Start of Block

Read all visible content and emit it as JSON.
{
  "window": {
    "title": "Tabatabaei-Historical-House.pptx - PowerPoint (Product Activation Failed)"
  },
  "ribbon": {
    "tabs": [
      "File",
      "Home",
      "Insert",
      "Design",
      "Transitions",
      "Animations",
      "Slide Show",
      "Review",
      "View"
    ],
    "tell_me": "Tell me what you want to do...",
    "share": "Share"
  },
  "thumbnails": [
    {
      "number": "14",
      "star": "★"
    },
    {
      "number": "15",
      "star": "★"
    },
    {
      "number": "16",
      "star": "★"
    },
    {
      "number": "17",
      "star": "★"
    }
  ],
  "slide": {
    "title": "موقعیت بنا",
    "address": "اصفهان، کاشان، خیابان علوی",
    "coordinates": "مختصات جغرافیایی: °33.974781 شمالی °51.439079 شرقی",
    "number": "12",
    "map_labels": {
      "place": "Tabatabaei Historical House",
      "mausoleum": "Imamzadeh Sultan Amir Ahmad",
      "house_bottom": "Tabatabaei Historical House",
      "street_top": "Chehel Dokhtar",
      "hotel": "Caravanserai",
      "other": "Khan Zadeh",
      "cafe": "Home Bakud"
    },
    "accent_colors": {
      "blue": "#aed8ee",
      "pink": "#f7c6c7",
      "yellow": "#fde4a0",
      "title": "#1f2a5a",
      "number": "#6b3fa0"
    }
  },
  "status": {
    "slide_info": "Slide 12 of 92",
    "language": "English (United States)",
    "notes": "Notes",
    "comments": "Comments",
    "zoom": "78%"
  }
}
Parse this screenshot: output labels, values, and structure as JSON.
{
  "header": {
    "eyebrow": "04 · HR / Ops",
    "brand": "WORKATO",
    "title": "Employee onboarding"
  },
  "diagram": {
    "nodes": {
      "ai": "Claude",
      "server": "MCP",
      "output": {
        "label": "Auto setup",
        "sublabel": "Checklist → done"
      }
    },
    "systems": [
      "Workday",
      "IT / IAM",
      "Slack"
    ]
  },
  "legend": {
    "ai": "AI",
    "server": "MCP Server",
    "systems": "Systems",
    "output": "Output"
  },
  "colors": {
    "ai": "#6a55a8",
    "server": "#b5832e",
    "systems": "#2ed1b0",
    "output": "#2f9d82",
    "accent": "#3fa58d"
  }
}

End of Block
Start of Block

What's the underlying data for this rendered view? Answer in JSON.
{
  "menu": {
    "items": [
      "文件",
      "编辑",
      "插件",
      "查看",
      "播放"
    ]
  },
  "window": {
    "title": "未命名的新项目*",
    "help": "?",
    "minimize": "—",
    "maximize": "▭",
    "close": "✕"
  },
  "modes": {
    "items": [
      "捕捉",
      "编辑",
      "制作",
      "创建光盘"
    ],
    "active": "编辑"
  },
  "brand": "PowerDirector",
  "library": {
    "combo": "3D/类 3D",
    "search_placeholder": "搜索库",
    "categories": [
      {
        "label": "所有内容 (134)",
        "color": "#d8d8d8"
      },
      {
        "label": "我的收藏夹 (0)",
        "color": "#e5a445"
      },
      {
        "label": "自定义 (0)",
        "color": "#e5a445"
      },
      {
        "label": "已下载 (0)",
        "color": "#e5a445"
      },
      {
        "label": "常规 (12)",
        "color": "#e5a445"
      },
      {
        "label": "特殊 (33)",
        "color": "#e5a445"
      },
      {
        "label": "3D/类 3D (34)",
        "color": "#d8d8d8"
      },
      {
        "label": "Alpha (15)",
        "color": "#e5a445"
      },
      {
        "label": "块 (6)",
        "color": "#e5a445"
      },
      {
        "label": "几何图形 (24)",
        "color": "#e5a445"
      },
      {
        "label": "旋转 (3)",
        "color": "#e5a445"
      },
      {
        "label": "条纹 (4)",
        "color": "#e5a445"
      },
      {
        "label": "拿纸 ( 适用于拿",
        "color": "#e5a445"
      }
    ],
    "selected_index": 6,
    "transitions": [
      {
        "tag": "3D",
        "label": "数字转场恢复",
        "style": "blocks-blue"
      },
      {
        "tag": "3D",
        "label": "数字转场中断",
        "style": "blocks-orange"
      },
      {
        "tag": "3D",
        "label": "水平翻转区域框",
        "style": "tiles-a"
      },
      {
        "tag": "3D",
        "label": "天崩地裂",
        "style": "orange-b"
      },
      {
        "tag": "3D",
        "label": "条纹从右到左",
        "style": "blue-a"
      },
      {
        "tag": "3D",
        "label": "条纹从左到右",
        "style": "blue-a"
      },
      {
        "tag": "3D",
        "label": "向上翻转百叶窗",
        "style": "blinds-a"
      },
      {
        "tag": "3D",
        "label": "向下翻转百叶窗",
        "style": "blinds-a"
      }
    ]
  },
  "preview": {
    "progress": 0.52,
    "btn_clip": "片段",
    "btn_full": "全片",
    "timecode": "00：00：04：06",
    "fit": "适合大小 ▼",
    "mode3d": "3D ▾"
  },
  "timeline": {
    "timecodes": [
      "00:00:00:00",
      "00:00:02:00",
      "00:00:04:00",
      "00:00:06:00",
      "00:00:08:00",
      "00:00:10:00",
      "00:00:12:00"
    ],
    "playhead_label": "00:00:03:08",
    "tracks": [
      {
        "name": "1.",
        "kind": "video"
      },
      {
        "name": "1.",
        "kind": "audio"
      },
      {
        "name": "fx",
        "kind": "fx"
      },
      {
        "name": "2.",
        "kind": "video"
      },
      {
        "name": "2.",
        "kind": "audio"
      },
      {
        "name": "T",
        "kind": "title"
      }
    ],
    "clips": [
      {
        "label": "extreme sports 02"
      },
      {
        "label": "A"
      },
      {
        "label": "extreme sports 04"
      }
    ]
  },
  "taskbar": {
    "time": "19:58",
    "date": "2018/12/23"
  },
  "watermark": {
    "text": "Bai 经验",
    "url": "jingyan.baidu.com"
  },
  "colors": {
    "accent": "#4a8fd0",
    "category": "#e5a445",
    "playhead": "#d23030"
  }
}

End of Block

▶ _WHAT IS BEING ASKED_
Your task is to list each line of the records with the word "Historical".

▶ _RESPONSE TO THIS EXERCISE_
    "title": "Tabatabaei-Historical-House.pptx - PowerPoint (Product Activation Failed)"
      "place": "Tabatabaei Historical House",
      "house_bottom": "Tabatabaei Historical House",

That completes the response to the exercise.